══ INPUT

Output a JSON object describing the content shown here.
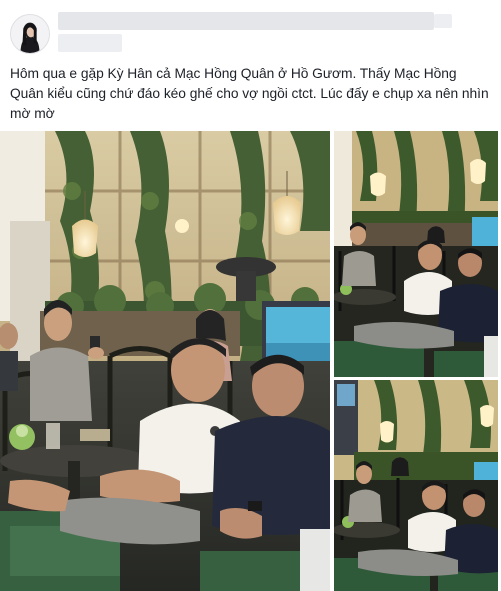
{
  "post": {
    "text": "Hôm qua e gặp Kỳ Hân cả Mạc Hồng Quân ở Hồ Gươm. Thấy Mạc Hồng Quân kiểu cũng chứ đáo kéo ghế cho vợ ngồi ctct. Lúc đấy e chụp xa nên nhìn mờ mờ",
    "photos": [
      "photo-main",
      "photo-top-right",
      "photo-bottom-right"
    ]
  },
  "colors": {
    "text": "#1d2129",
    "blurred_name": "#e4e6ea",
    "foliage": "#3d5a2c",
    "wall": "#c9b78a",
    "aquarium": "#4fb3d9"
  },
  "icons": {
    "avatar": "profile-photo"
  }
}
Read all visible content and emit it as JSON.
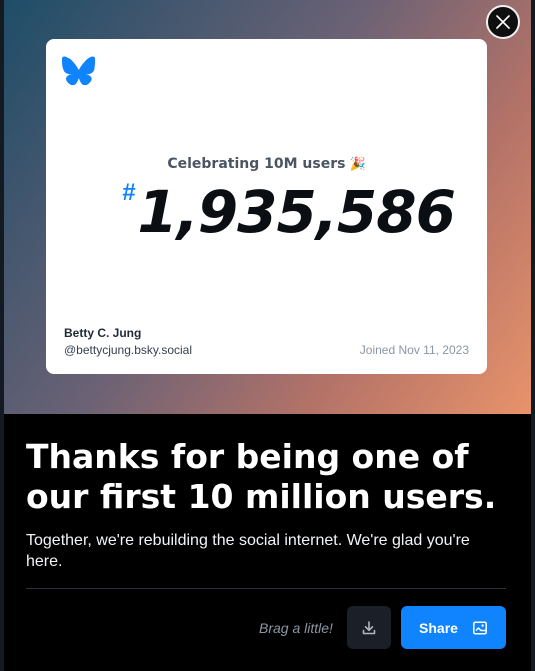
{
  "colors": {
    "accent": "#1083fe",
    "hero_gradient": [
      "#1e4d68",
      "#6c6275",
      "#b37268",
      "#e8936a"
    ]
  },
  "dialog": {
    "close_icon": "close-icon"
  },
  "card": {
    "logo_icon": "bluesky-butterfly-icon",
    "celebrating": "Celebrating 10M users",
    "celebrating_emoji": "🎉",
    "hash": "#",
    "user_number": "1,935,586",
    "name": "Betty C. Jung",
    "handle": "@bettycjung.bsky.social",
    "joined": "Joined Nov 11, 2023"
  },
  "content": {
    "headline": "Thanks for being one of our first 10 million users.",
    "subtext": "Together, we're rebuilding the social internet. We're glad you're here."
  },
  "actions": {
    "brag_label": "Brag a little!",
    "download_icon": "download-icon",
    "share_label": "Share",
    "share_icon": "share-image-icon"
  }
}
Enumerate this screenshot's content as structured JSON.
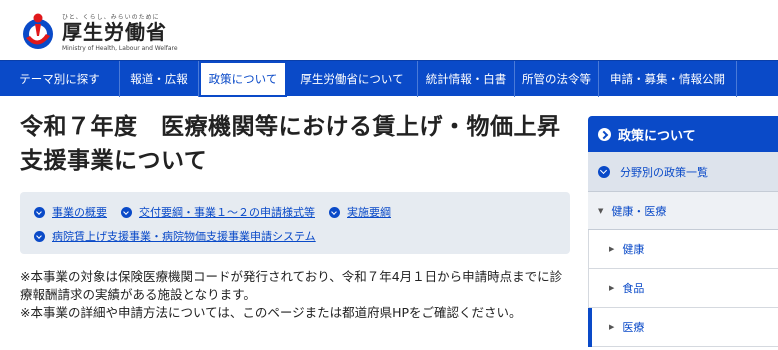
{
  "header": {
    "tagline": "ひと、くらし、みらいのために",
    "name": "厚生労働省",
    "name_en": "Ministry of Health, Labour and Welfare"
  },
  "gnav": [
    {
      "label": "テーマ別に探す",
      "w": 120,
      "active": false
    },
    {
      "label": "報道・広報",
      "w": 79,
      "active": false
    },
    {
      "label": "政策について",
      "w": 88,
      "active": true
    },
    {
      "label": "厚生労働省について",
      "w": 131,
      "active": false
    },
    {
      "label": "統計情報・白書",
      "w": 97,
      "active": false
    },
    {
      "label": "所管の法令等",
      "w": 84,
      "active": false
    },
    {
      "label": "申請・募集・情報公開",
      "w": 138,
      "active": false
    }
  ],
  "main": {
    "title": "令和７年度　医療機関等における賃上げ・物価上昇支援事業について",
    "local_nav": [
      [
        "事業の概要",
        "交付要綱・事業１～２の申請様式等",
        "実施要綱"
      ],
      [
        "病院賃上げ支援事業・病院物価支援事業申請システム"
      ]
    ],
    "notes": [
      "※本事業の対象は保険医療機関コードが発行されており、令和７年4月１日から申請時点までに診療報酬請求の実績がある施設となります。",
      "※本事業の詳細や申請方法については、このページまたは都道府県HPをご確認ください。"
    ]
  },
  "side": {
    "head": "政策について",
    "category": "分野別の政策一覧",
    "sub": "健康・医療",
    "items": [
      {
        "label": "健康",
        "current": false
      },
      {
        "label": "食品",
        "current": false
      },
      {
        "label": "医療",
        "current": true
      }
    ]
  },
  "colors": {
    "brand": "#0a4ac8",
    "local_nav_bg": "#e6ebf1"
  }
}
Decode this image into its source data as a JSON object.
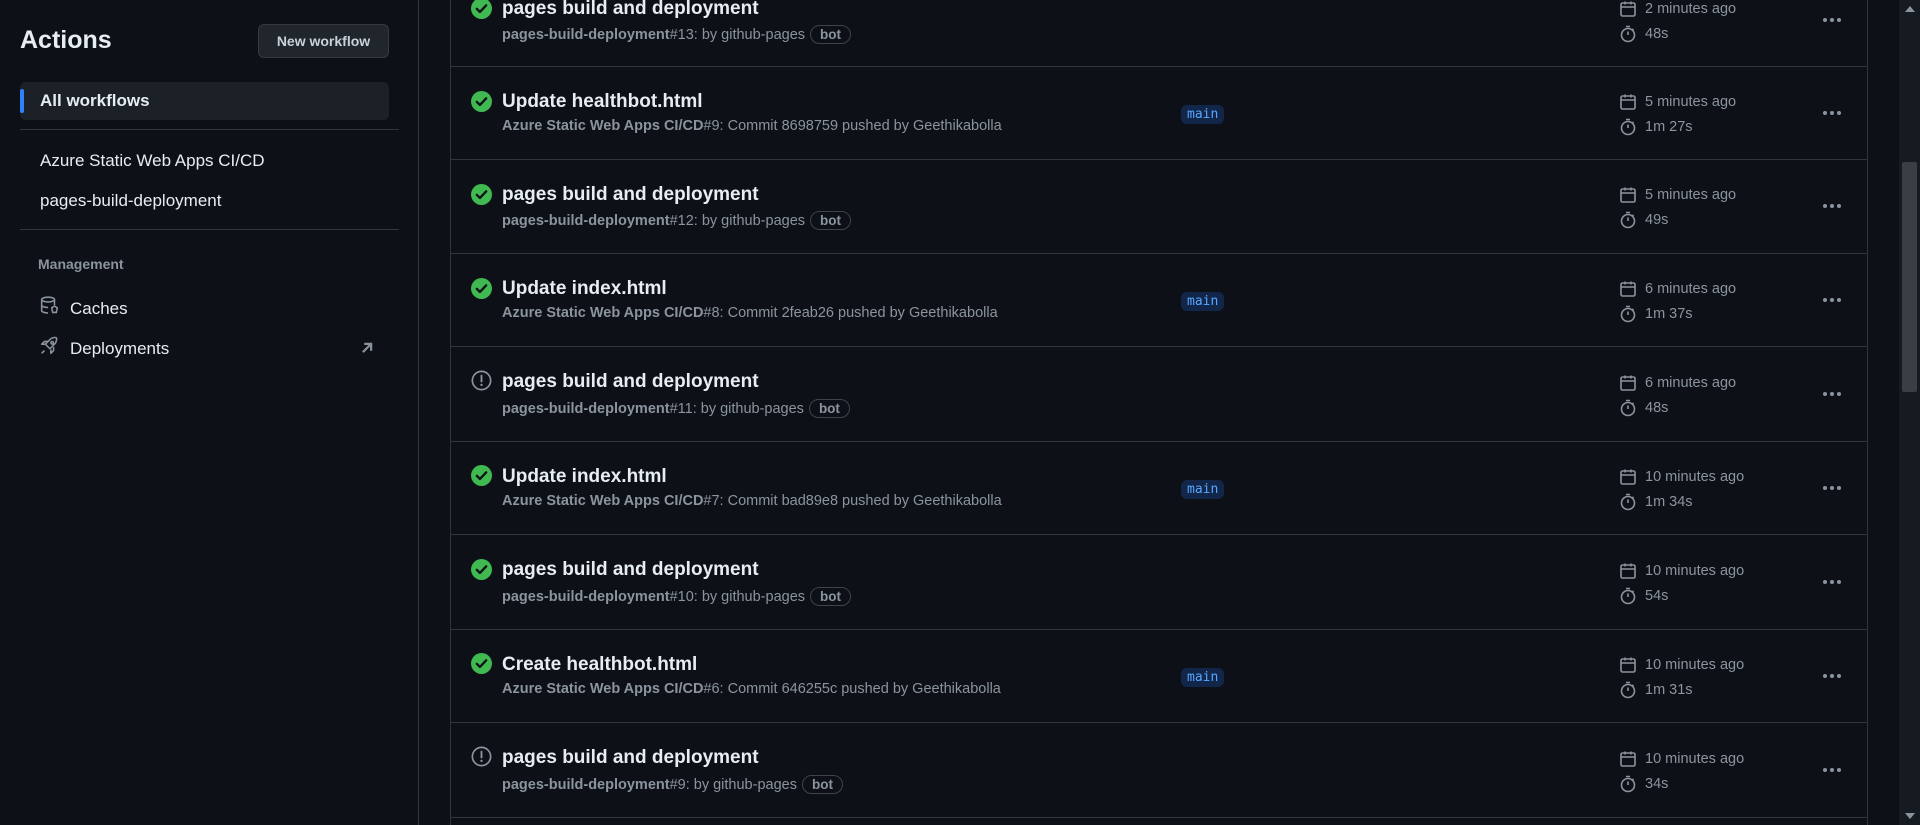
{
  "sidebar": {
    "title": "Actions",
    "new_workflow_label": "New workflow",
    "all_workflows_label": "All workflows",
    "workflows": [
      "Azure Static Web Apps CI/CD",
      "pages-build-deployment"
    ],
    "management_label": "Management",
    "caches_label": "Caches",
    "deployments_label": "Deployments"
  },
  "runs": [
    {
      "status": "success",
      "title": "pages build and deployment",
      "workflow": "pages-build-deployment",
      "rest": " #13: by github-pages",
      "bot": "bot",
      "branch": "",
      "when": "2 minutes ago",
      "duration": "48s"
    },
    {
      "status": "success",
      "title": "Update healthbot.html",
      "workflow": "Azure Static Web Apps CI/CD",
      "rest": " #9: Commit 8698759 pushed by Geethikabolla",
      "bot": "",
      "branch": "main",
      "when": "5 minutes ago",
      "duration": "1m 27s"
    },
    {
      "status": "success",
      "title": "pages build and deployment",
      "workflow": "pages-build-deployment",
      "rest": " #12: by github-pages",
      "bot": "bot",
      "branch": "",
      "when": "5 minutes ago",
      "duration": "49s"
    },
    {
      "status": "success",
      "title": "Update index.html",
      "workflow": "Azure Static Web Apps CI/CD",
      "rest": " #8: Commit 2feab26 pushed by Geethikabolla",
      "bot": "",
      "branch": "main",
      "when": "6 minutes ago",
      "duration": "1m 37s"
    },
    {
      "status": "neutral",
      "title": "pages build and deployment",
      "workflow": "pages-build-deployment",
      "rest": " #11: by github-pages",
      "bot": "bot",
      "branch": "",
      "when": "6 minutes ago",
      "duration": "48s"
    },
    {
      "status": "success",
      "title": "Update index.html",
      "workflow": "Azure Static Web Apps CI/CD",
      "rest": " #7: Commit bad89e8 pushed by Geethikabolla",
      "bot": "",
      "branch": "main",
      "when": "10 minutes ago",
      "duration": "1m 34s"
    },
    {
      "status": "success",
      "title": "pages build and deployment",
      "workflow": "pages-build-deployment",
      "rest": " #10: by github-pages",
      "bot": "bot",
      "branch": "",
      "when": "10 minutes ago",
      "duration": "54s"
    },
    {
      "status": "success",
      "title": "Create healthbot.html",
      "workflow": "Azure Static Web Apps CI/CD",
      "rest": " #6: Commit 646255c pushed by Geethikabolla",
      "bot": "",
      "branch": "main",
      "when": "10 minutes ago",
      "duration": "1m 31s"
    },
    {
      "status": "neutral",
      "title": "pages build and deployment",
      "workflow": "pages-build-deployment",
      "rest": " #9: by github-pages",
      "bot": "bot",
      "branch": "",
      "when": "10 minutes ago",
      "duration": "34s"
    }
  ],
  "colors": {
    "success": "#3fb950",
    "neutral": "#8b949e",
    "accent": "#2f81f7"
  }
}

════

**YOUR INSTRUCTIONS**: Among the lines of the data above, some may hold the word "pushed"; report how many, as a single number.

**ANSWER SECTION**: 4